TASK
Which lines in the records below contain the word "label"? Copy each of them.

ENTRIES PROVIDED

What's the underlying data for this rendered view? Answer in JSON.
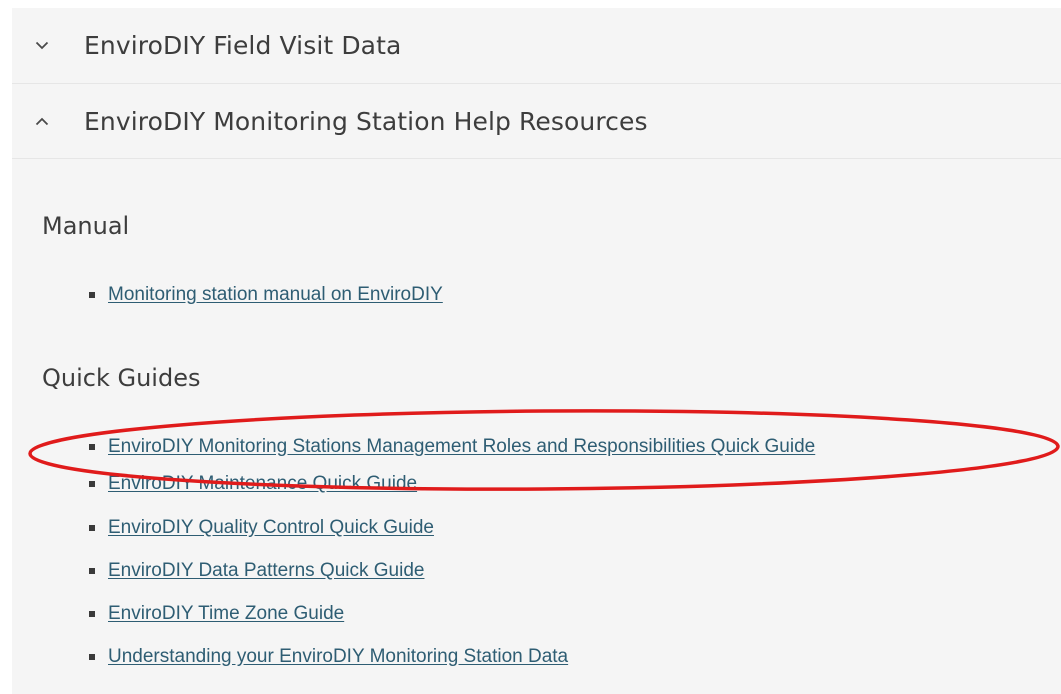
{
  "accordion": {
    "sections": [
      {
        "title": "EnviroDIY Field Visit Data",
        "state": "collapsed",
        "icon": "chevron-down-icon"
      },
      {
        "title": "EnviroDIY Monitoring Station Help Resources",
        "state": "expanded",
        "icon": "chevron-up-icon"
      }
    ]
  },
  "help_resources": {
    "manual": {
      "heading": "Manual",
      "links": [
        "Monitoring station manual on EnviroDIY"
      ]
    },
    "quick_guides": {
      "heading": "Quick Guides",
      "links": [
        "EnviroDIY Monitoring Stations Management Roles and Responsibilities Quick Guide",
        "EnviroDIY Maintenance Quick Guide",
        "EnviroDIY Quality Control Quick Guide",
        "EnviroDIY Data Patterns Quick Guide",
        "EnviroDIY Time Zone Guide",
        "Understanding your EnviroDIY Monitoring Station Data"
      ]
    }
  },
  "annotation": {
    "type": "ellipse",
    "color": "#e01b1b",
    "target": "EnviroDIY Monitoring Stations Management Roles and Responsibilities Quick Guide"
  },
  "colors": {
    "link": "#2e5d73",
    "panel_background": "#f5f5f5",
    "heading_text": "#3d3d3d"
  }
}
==
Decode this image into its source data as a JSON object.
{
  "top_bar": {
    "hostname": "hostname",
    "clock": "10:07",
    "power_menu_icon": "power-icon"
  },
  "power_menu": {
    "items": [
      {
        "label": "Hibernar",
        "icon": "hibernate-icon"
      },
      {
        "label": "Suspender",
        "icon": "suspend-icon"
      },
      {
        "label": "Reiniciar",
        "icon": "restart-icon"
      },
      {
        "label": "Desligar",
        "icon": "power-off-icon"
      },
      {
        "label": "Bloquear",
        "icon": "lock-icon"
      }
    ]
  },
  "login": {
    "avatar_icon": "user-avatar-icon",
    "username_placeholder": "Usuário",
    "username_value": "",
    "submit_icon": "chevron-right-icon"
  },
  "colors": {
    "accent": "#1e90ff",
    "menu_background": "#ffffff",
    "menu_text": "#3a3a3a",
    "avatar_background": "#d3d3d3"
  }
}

RESPONSE AREA
        "label": "Hibernar",
        "label": "Suspender",
        "label": "Reiniciar",
        "label": "Desligar",
        "label": "Bloquear",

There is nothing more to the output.